Table 1

Socioeconomic status and general health

AuthorsYear of publicationFindings
Socioeconomic status and excess risk factors
Dam et alw652008
  •  In a cohort of 77 782 US women, relative risk of five compared with zero lifestyle risk factors prevalent in low socioeconomic status areas was:

    •  4.31 for all-cause mortality.

    •  3.36 (95% CI 2.45 to 4.34) for cancer mortality.

    •  8.17 (95% CI 4.96 to 13.47) for CV mortality.

Meader et alw662016
  • There is a fivefold and fourfold increase in clustering of risk-associated behaviour.

  • Socioeconomic status is the strongest predictor of this.

  • A common cluster in adult populations was that of excessive drinking and smoking.

  • Younger populations demonstrated sexual risk behaviour with smoking, illicit drug use and alcohol misuse.

Hallw672017
  • Relative risk of harm from excess drinking was higher in lower socioeconomic groups (HR 10.22, 95% CI 7.73 to 13.53).
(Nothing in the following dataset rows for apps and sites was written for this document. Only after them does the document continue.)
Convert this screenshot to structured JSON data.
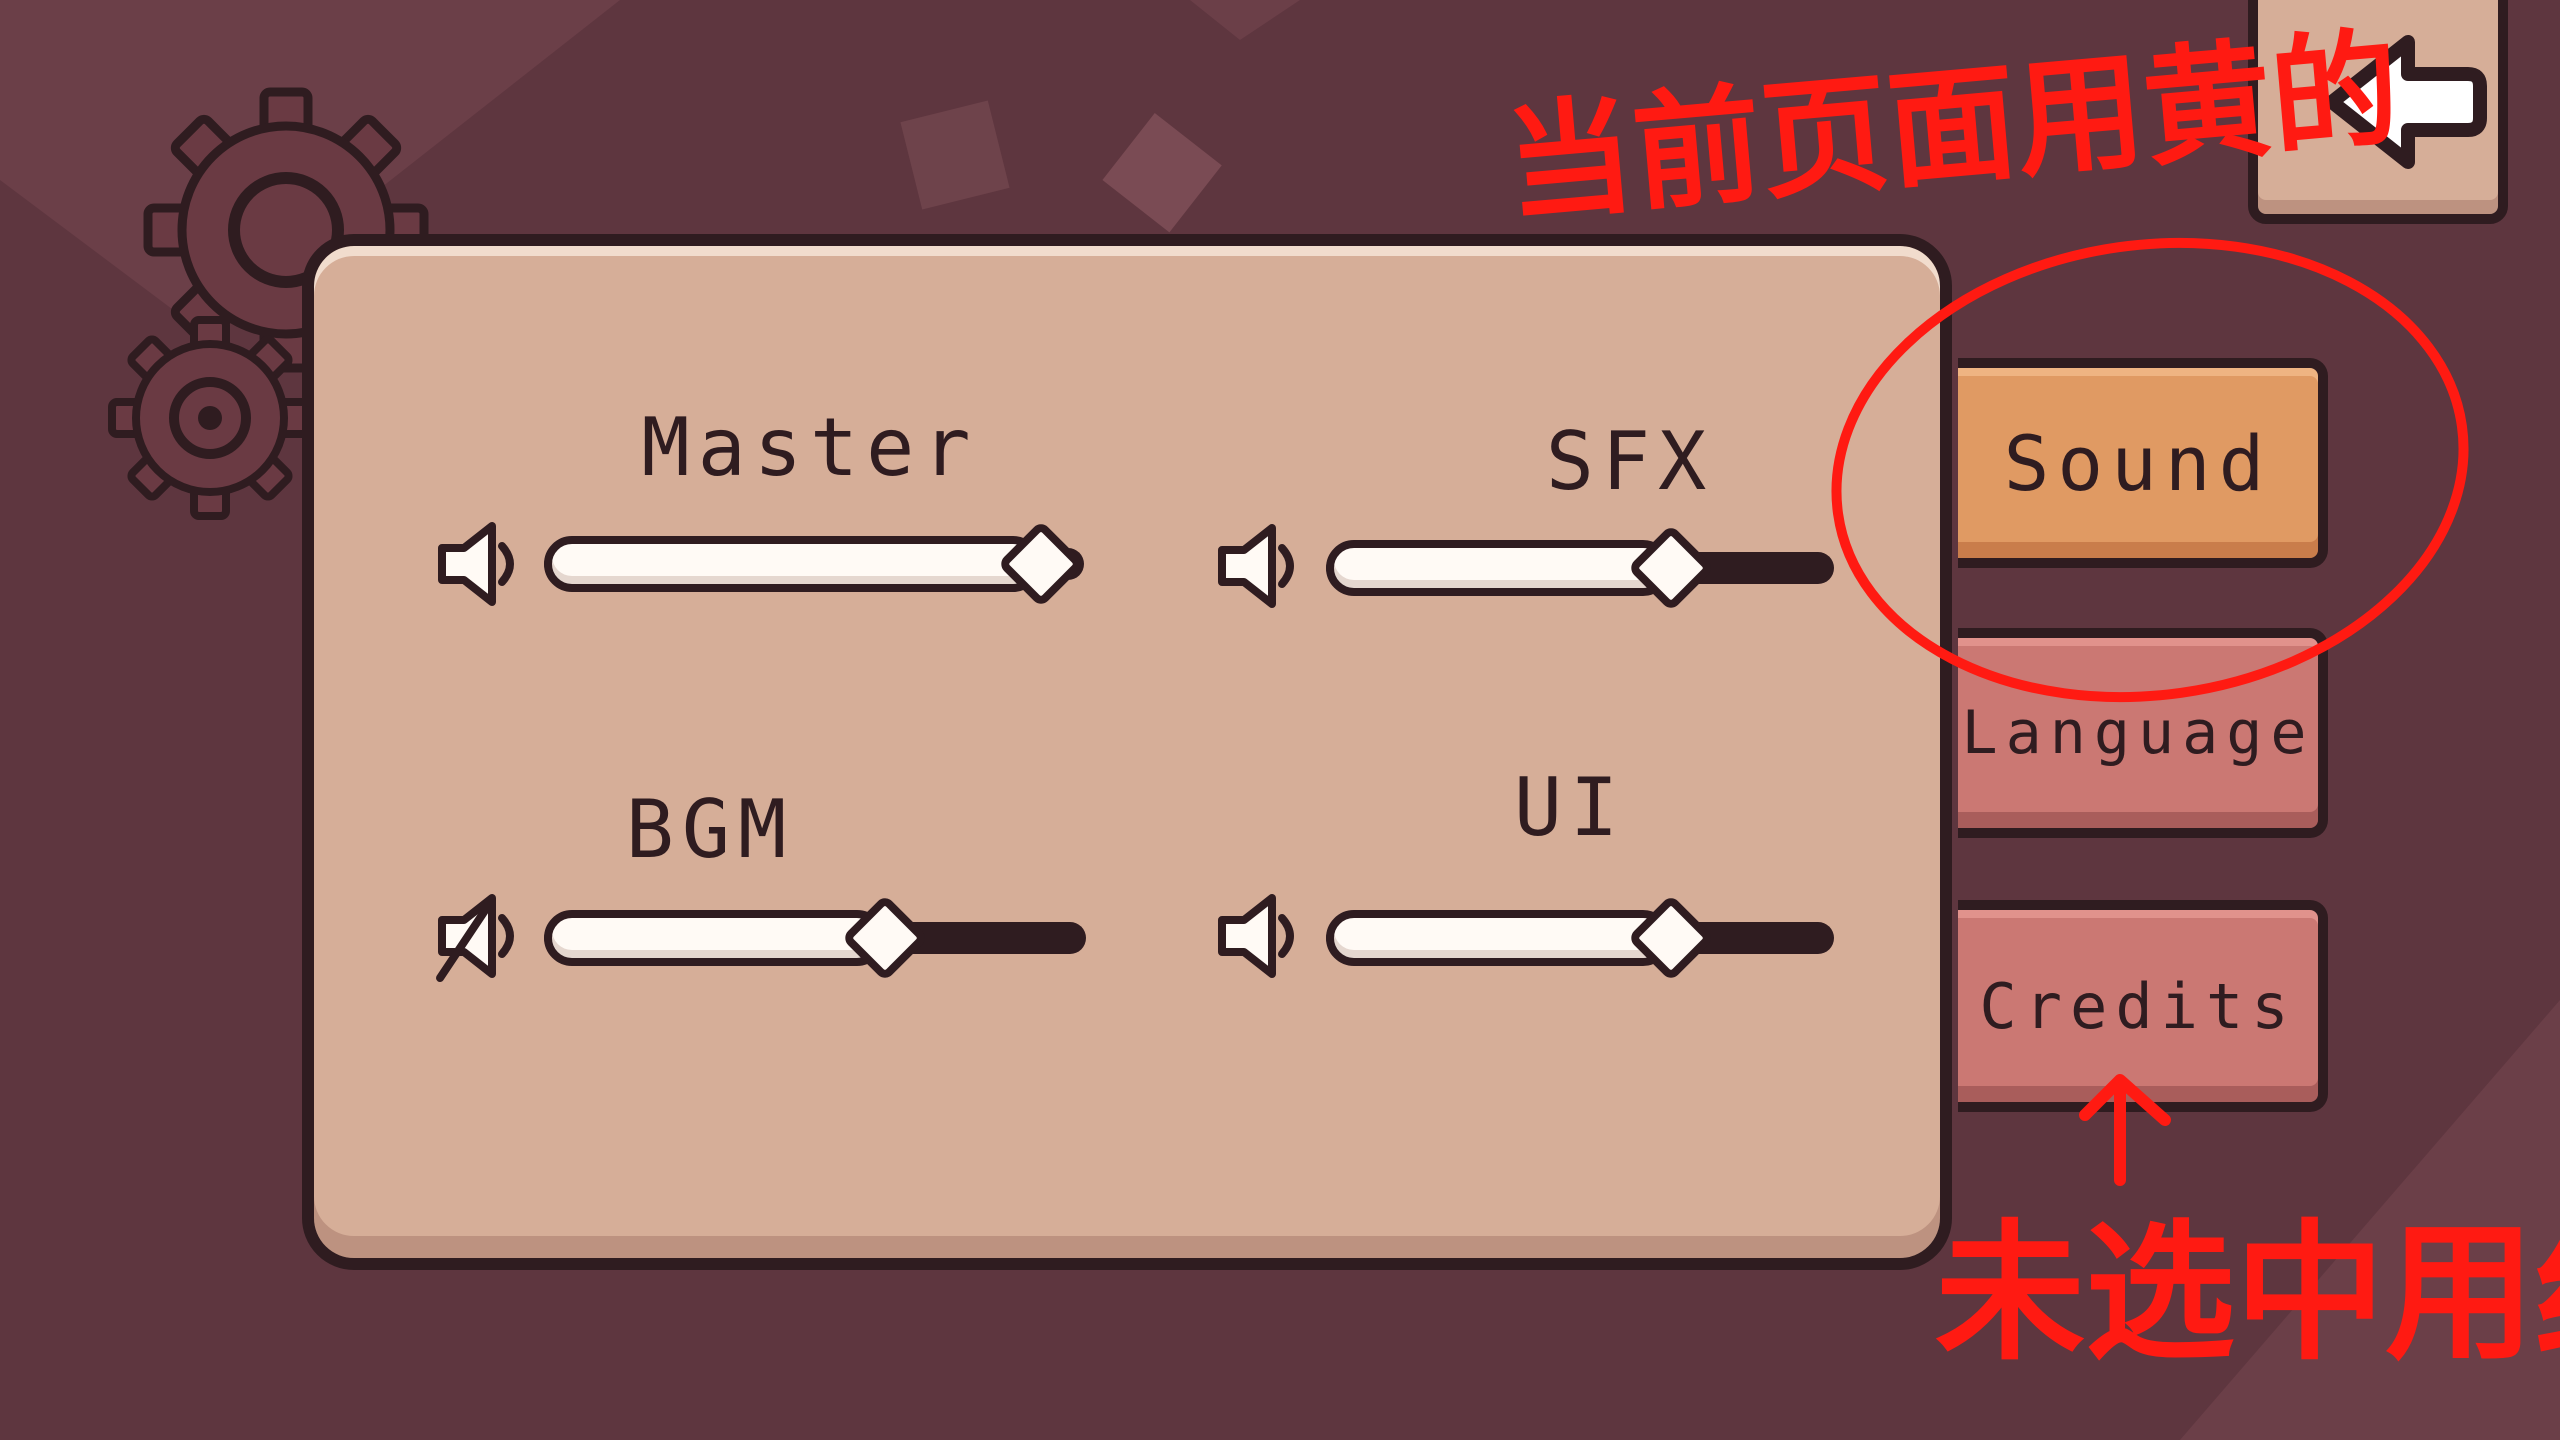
{
  "settings": {
    "sliders": [
      {
        "id": "master",
        "label": "Master",
        "value": 0.92,
        "muted": false
      },
      {
        "id": "sfx",
        "label": "SFX",
        "value": 0.68,
        "muted": false
      },
      {
        "id": "bgm",
        "label": "BGM",
        "value": 0.63,
        "muted": true
      },
      {
        "id": "ui",
        "label": "UI",
        "value": 0.68,
        "muted": false
      }
    ],
    "tabs": [
      {
        "id": "sound",
        "label": "Sound",
        "selected": true
      },
      {
        "id": "language",
        "label": "Language",
        "selected": false
      },
      {
        "id": "credits",
        "label": "Credits",
        "selected": false
      }
    ],
    "back_icon": "back-arrow-icon"
  },
  "annotations": {
    "selected_note": "当前页面用黄的",
    "unselected_note": "未选中用红"
  },
  "colors": {
    "background": "#5e363f",
    "panel": "#d6ae98",
    "outline": "#2f1c20",
    "tab_selected": "#e09a63",
    "tab_unselected": "#cb7873",
    "annotation_red": "#ff1a12"
  }
}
Iacobucciw682019
  • Low socioeconomic status is an independent risk factor for premature death and ill health.

  • Increased prevalence in risk-associated behaviour.

Socioeconomic status and excess morbidity
Marmot et alw692020
  • The difference in UK DFLE is 17 years between areas of low and high socioeconomic status.

Kivimäki et alw702020
  • 109 246 Finnish adults aged 17–77 years were measured against 56 physical and mental health conditions.

  • 18 of these had higher prevalence in lower socioeconomic status individuals.

  • A cascade of inter-related health issues with an HR >5 was identified: psychiatric disorders and self-harm, which precipitated liver and renal disease, ischaemic heart disease, cerebral infarction, chronic obstructive bronchitis, lung cancer and dementia.

Dugravot et alw712020
  •  Socioeconomic status measured by occupation demonstrated inequalities from health to:

    •  Multimorbidity (HR 1.54, 95% CI 1.37 to 1.73).

    •  Frailty (HR 2.08, 95% CI 1.85 to 2.33).

    •  Disability (HR 1.44, 95% CI 1.18 to 1.74).

Socioeconomic status and excess mortality
Marmot et alw721978
  • A steep inverse association between socioeconomic status, assessed by grade of employment, and mortality from a range of pathology.

Stringhini et alw732017
  •  1.7 million individuals in 48 cohorts demonstrated that low SE status is associated with a 2.1-year reduction in life expectancy.

  •  Other risk factors accounted for the following years of life lost:

    •  0.5 years in excess alcohol consumption.

    •  0.7 years in obesity.

    •  1.6 years in hypertension.

    •  2.4 years in physical inactivity.

    •  3.9 years in diabetes.

  •  4.8 years in current smokers.

Marmot et alw722020
  • Life expectancy among women in the most deprived 10% of areas fell between 2010–2012 and 2016–2018.

Lewer et alw742020
  • One in three premature deaths can be attributed to low socioeconomic status.

  • References w65–74 can be found in online supplemental file 1.

  • CV, cardiovascular; DFLE, disability-free life expectancy; SE, socioeconomic.